RE: Lost Landspeeder, Part 2 We've received plenty of responses regarding the Thunderbowl Comet since we ran Charles Beesley's photo of it in the October issue. As many of you have pointed out, it was indeed in the 1936 Jimmy Stewart movie Speed, and several film buffs have also mentioned that it was in the early chapters of the 1947 serial Jack Armstrong, the All-American Boy. By far the most intriguing response we received, however, came from Ron Carbaugh of New Lebanon, Ohio, who told us about Harlan Fengler, one of the many personalities associated with early Indy racing. According to Ron, the Metro film studio retained Fengler in the 1930s to build cars for movies, which led Fengler to construct the long, sleek streamliner for the producers of Speed (in which it went by the name Falcon). At the same time, Fengler believed he could capture the world land speed record with the car (which he called America). "To the best of my knowledge, Harlan Fengler never actually attempted to run the sand at Daytona with his America," Ron wrote. Fengler later went on to become a test driver and consultant for Packard, working out of a propulsion lab at Wright Field in Dayton, Ohio, and spent his latter years in New Lebanon, where Ron made his acquaintance.

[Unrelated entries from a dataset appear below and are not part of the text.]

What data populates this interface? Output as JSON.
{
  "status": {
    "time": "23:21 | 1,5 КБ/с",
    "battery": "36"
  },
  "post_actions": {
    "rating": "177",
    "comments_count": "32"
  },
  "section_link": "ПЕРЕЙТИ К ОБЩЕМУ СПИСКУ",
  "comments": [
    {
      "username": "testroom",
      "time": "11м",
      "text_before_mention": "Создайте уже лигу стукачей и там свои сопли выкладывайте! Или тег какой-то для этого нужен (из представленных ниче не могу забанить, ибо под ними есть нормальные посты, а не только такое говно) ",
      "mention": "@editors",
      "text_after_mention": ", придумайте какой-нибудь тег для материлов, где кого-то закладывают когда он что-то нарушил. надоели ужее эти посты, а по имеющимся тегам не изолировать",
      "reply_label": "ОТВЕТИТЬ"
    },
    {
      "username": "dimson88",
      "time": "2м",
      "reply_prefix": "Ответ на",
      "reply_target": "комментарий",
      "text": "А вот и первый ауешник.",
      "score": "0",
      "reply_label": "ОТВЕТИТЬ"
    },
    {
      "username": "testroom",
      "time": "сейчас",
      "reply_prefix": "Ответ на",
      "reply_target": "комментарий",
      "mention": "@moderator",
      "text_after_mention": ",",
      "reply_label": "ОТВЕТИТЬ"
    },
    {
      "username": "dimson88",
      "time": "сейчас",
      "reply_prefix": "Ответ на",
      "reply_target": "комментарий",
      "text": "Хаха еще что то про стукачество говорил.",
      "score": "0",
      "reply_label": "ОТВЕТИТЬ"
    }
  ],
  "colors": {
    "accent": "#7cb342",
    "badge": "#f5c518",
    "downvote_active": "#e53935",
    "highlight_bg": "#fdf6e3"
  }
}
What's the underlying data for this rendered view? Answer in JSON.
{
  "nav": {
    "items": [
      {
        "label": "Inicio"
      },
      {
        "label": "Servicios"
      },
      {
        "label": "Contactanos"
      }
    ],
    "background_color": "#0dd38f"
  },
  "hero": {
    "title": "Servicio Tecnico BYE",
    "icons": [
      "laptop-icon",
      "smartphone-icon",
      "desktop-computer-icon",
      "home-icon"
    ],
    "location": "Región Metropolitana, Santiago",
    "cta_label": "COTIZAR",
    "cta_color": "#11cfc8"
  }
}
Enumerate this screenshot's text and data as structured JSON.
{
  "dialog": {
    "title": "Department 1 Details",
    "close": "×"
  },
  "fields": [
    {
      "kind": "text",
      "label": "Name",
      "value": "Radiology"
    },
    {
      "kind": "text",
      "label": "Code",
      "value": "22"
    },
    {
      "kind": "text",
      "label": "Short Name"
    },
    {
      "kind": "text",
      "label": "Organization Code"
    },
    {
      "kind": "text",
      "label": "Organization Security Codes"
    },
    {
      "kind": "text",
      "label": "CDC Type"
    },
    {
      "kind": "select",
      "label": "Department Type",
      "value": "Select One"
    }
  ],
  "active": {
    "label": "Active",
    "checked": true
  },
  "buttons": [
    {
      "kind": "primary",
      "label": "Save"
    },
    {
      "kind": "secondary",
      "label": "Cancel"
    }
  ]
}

This article originally appeared in the December, 2011 issue of Hemmings Classic Car.

Thunderbowl Comet Again

Subject of my very first post, this formidable machine was identified by Dan Strohl of Hemmings Daily as the Golden Eagle aka Thunderbowl Comet. Although the car's story varies from one teller to the next, it did at least portray a Muroc Dry Lake LSR contender in a 1936 Jimmy Stewart B-movie called 'Speed', turning up years later as opening act at the Carpenteria Thunderbowl, a quarter-mile dirt track near Santa Barbara, California. As Auto Puzzles editor Ray B. posted, "The Carpinteria Thunderbowl was operational between 1947 and 1956. Anton Krivanek reminisced about the circuit: I used to go there when I was about 14. The guy who owned it had a great big streamliner called the Thunderbowl Comet. It had the name painted on the side and it had a big fin on the back end with a stylized comet with a tail of sparks and stars painted on it. He'd trundle it around the track before the races to impress the rubes (me). In my memory it was so long it could hardly make it around the corners... Years later I saw it parked alongside Highway 14 out near Acton as a draw for a sad little western roadside attraction. I told Strother MacMinn about it and he drove out there and checked it out... He had seen it parked on the street in Hollyweird in the late '30s or '40s. It was on a stretched L29 Cord chassis and eventually was bought and dismantled for its Cord parts." I recently acquired the photo above, the script on the side plugging (indecipherable something like Egge) Speedway Carburetors of Glendale. Below is the photo previously posted, followed by movie frame captures from IMCDB. Check out the original shotgun/centerline fin aiming setup. Used car / rental lot snapshot was found at H.A.M.B. Jalopy Journal and the last four were pilfered from Auto Puzzles, where further information and photos can be found. I thought 'Our Famous Salad Bar' might lure Antelope Valley tourists to the Village Inn of Palmdale, California, mentioned in a Frank Zappa song, but another Auto Puzzles photo brings Noel, Missouri out from behind the cage post. Salad bar, honey! We really must give it a try the next time we're 1600 miles east of here!  The distinguished gentleman smiling from the cockpit is designer Alex Tremulis, another luminary who made the Acton pilgrimage to pay respects. According to Strohl, the beast still exists.

Source: motor life.blog11/16/12